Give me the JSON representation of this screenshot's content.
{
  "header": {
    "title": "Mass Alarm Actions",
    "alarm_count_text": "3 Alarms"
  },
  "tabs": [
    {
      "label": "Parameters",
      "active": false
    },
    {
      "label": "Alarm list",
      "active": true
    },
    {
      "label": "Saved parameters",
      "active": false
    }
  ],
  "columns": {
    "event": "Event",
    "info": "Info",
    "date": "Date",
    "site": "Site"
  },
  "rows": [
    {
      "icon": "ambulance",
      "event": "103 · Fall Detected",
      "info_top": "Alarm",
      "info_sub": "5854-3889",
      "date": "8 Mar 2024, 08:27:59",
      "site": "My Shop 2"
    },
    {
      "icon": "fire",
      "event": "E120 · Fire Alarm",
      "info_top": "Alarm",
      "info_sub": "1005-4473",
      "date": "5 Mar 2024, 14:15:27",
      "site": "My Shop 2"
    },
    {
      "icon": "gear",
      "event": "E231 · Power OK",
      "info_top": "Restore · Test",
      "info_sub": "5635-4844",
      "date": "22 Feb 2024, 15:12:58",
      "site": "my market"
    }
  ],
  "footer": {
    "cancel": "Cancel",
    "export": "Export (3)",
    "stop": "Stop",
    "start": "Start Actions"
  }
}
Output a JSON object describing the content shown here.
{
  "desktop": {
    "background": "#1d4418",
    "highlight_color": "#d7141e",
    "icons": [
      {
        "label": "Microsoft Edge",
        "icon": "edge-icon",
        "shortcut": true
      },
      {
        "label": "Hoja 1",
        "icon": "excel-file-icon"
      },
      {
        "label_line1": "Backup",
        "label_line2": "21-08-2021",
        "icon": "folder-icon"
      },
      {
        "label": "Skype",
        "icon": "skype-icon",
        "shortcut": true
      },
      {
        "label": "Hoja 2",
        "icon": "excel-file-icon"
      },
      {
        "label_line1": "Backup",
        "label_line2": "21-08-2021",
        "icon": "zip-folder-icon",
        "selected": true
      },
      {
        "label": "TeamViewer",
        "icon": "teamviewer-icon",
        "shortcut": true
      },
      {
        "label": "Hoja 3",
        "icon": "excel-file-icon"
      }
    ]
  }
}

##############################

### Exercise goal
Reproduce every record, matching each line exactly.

### Your response
Give me the JSON representation of this screenshot's content.
{
  "header": {
    "title": "Mass Alarm Actions",
    "alarm_count_text": "3 Alarms"
  },
  "tabs": [
    {
      "label": "Parameters",
      "active": false
    },
    {
      "label": "Alarm list",
      "active": true
    },
    {
      "label": "Saved parameters",
      "active": false
    }
  ],
  "columns": {
    "event": "Event",
    "info": "Info",
    "date": "Date",
    "site": "Site"
  },
  "rows": [
    {
      "icon": "ambulance",
      "event": "103 · Fall Detected",
      "info_top": "Alarm",
      "info_sub": "5854-3889",
      "date": "8 Mar 2024, 08:27:59",
      "site": "My Shop 2"
    },
    {
      "icon": "fire",
      "event": "E120 · Fire Alarm",
      "info_top": "Alarm",
      "info_sub": "1005-4473",
      "date": "5 Mar 2024, 14:15:27",
      "site": "My Shop 2"
    },
    {
      "icon": "gear",
      "event": "E231 · Power OK",
      "info_top": "Restore · Test",
      "info_sub": "5635-4844",
      "date": "22 Feb 2024, 15:12:58",
      "site": "my market"
    }
  ],
  "footer": {
    "cancel": "Cancel",
    "export": "Export (3)",
    "stop": "Stop",
    "start": "Start Actions"
  }
}
Output a JSON object describing the content shown here.
{
  "desktop": {
    "background": "#1d4418",
    "highlight_color": "#d7141e",
    "icons": [
      {
        "label": "Microsoft Edge",
        "icon": "edge-icon",
        "shortcut": true
      },
      {
        "label": "Hoja 1",
        "icon": "excel-file-icon"
      },
      {
        "label_line1": "Backup",
        "label_line2": "21-08-2021",
        "icon": "folder-icon"
      },
      {
        "label": "Skype",
        "icon": "skype-icon",
        "shortcut": true
      },
      {
        "label": "Hoja 2",
        "icon": "excel-file-icon"
      },
      {
        "label_line1": "Backup",
        "label_line2": "21-08-2021",
        "icon": "zip-folder-icon",
        "selected": true
      },
      {
        "label": "TeamViewer",
        "icon": "teamviewer-icon",
        "shortcut": true
      },
      {
        "label": "Hoja 3",
        "icon": "excel-file-icon"
      }
    ]
  }
}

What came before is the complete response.